Nepal received Rs 879 billion remittance in the last fiscal 2018/19 while the central bank has said that the amount might not cross Rs 800 billion mark this fiscal.
The central bank has estimated about 5 per cent growth in the remittance which would raise the amount to Rs 900 billion, Dr Gunakar Bhatta, spokesperson of the NRB, said recently.
The World Bank report mentioned that South Asia had the lowest average remittance costs of any region, at 4.95 per cent due to high volumes, competitive markets and deployment of technology. It projected a sharp 20 per cent decline in global remittances in 2020 due to the economic crisis induced by the COVID-19 pandemic and shutdown.
"The projected fall, which would be the sharpest decline in recent history, is largely due to a fall in the wages and employment of migrant workers, who tend to be more vulnerable to loss of employment and wages during an economic crisis in a host country," said the WB.
Remittances to low and middle-income countries (LMICs) are projected to fall by 19.7 percent to $445 billion, representing a loss of a crucial financing lifeline for many vulnerable households, it said.
Remittance flows are expected to fall across all World Bank Group regions, most notably in Europe and Central Asia (27.5 per cent), followed by Sub-Saharan Africa (23.1 per cent), South Asia (22.1 per cent), the Middle East and North Africa (19.6 per cent), Latin America and the Caribbean (19.3 per cent), and East Asia and the Pacific (13 per cent).
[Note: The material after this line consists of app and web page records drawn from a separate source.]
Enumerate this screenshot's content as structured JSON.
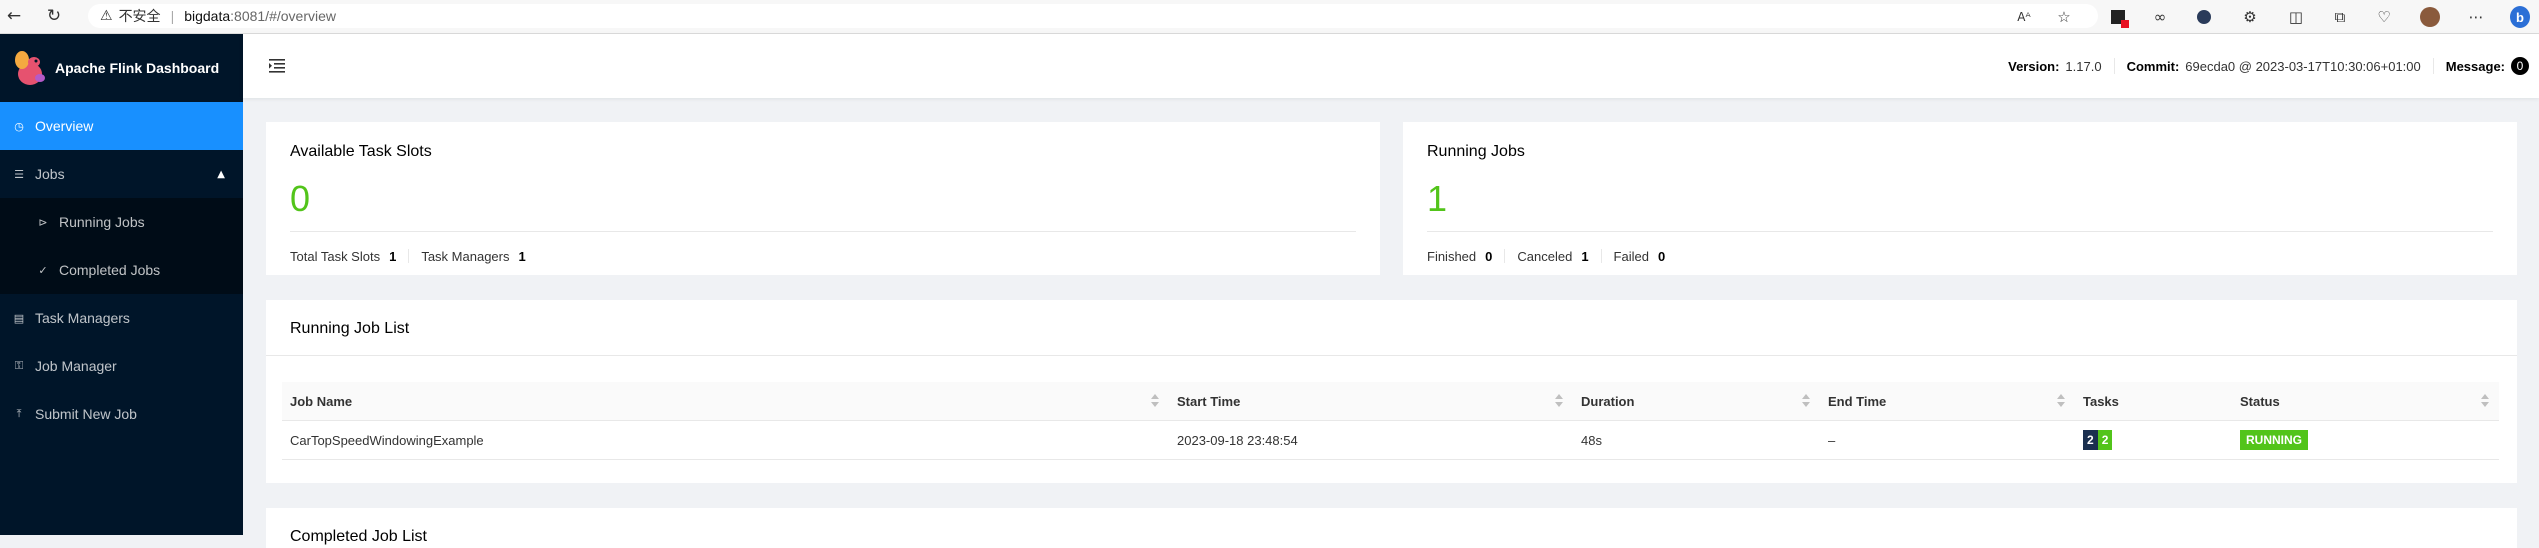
{
  "browser": {
    "insecure_label": "不安全",
    "url_host": "bigdata",
    "url_path": ":8081/#/overview"
  },
  "sidebar": {
    "app_title": "Apache Flink Dashboard",
    "items": [
      {
        "label": "Overview",
        "icon": "dashboard-icon"
      },
      {
        "label": "Jobs",
        "icon": "list-icon"
      },
      {
        "label": "Running Jobs",
        "icon": "play-circle-icon"
      },
      {
        "label": "Completed Jobs",
        "icon": "check-circle-icon"
      },
      {
        "label": "Task Managers",
        "icon": "schedule-icon"
      },
      {
        "label": "Job Manager",
        "icon": "build-icon"
      },
      {
        "label": "Submit New Job",
        "icon": "upload-icon"
      }
    ]
  },
  "header": {
    "version_label": "Version:",
    "version_value": "1.17.0",
    "commit_label": "Commit:",
    "commit_value": "69ecda0 @ 2023-03-17T10:30:06+01:00",
    "message_label": "Message:",
    "message_count": "0"
  },
  "slots_card": {
    "title": "Available Task Slots",
    "value": "0",
    "total_label": "Total Task Slots",
    "total_value": "1",
    "tm_label": "Task Managers",
    "tm_value": "1"
  },
  "jobs_card": {
    "title": "Running Jobs",
    "value": "1",
    "finished_label": "Finished",
    "finished_value": "0",
    "canceled_label": "Canceled",
    "canceled_value": "1",
    "failed_label": "Failed",
    "failed_value": "0"
  },
  "running_list": {
    "title": "Running Job List",
    "columns": [
      "Job Name",
      "Start Time",
      "Duration",
      "End Time",
      "Tasks",
      "Status"
    ],
    "rows": [
      {
        "job_name": "CarTopSpeedWindowingExample",
        "start_time": "2023-09-18 23:48:54",
        "duration": "48s",
        "end_time": "–",
        "tasks_a": "2",
        "tasks_b": "2",
        "status": "RUNNING"
      }
    ]
  },
  "completed_list": {
    "title": "Completed Job List"
  },
  "colors": {
    "sidebar_bg": "#001529",
    "active_item": "#1890ff",
    "green": "#52c41a",
    "task_dark": "#1a2f4f"
  }
}
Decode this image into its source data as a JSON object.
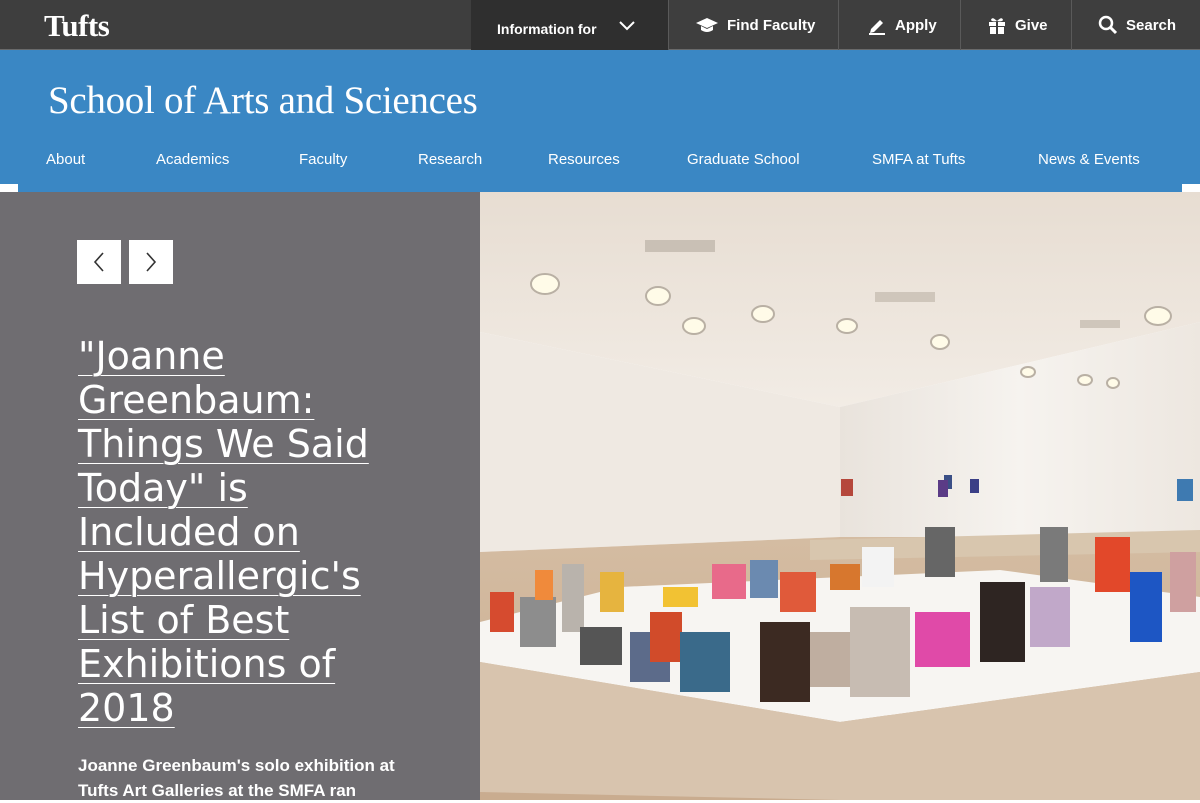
{
  "topbar": {
    "logo": "Tufts",
    "information_for": "Information for",
    "find_faculty": "Find Faculty",
    "apply": "Apply",
    "give": "Give",
    "search": "Search"
  },
  "header": {
    "school_name": "School of Arts and Sciences",
    "nav": [
      "About",
      "Academics",
      "Faculty",
      "Research",
      "Resources",
      "Graduate School",
      "SMFA at Tufts",
      "News & Events"
    ]
  },
  "hero": {
    "prev_label": "‹",
    "next_label": "›",
    "headline": "\"Joanne Greenbaum: Things We Said Today\" is Included on Hyperallergic's List of Best Exhibitions of 2018",
    "summary": "Joanne Greenbaum's solo exhibition at Tufts Art Galleries at the SMFA ran",
    "photo_icon": "gallery-exhibition-photo"
  },
  "colors": {
    "topbar": "#3e3e3e",
    "brand_blue": "#3a87c4",
    "hero_gray": "#6f6d71"
  }
}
Studies show that remittances alleviate poverty in lower- and middle-income countries, improve nutritional outcomes, are associated with higher spending on education, and reduce child labour in disadvantaged households. So, a fall in remittances affects families’ ability to spend on these areas as more of their finances will be directed to solve food shortages and immediate livelihoods needs.
“Remittances are a vital source of income for developing countries. The ongoing economic recession caused by COVID-19 is taking a severe toll on the ability to send money home and makes it all the more vital that we shorten the time to recovery for advanced economies,” said World Bank Group President David Malpass.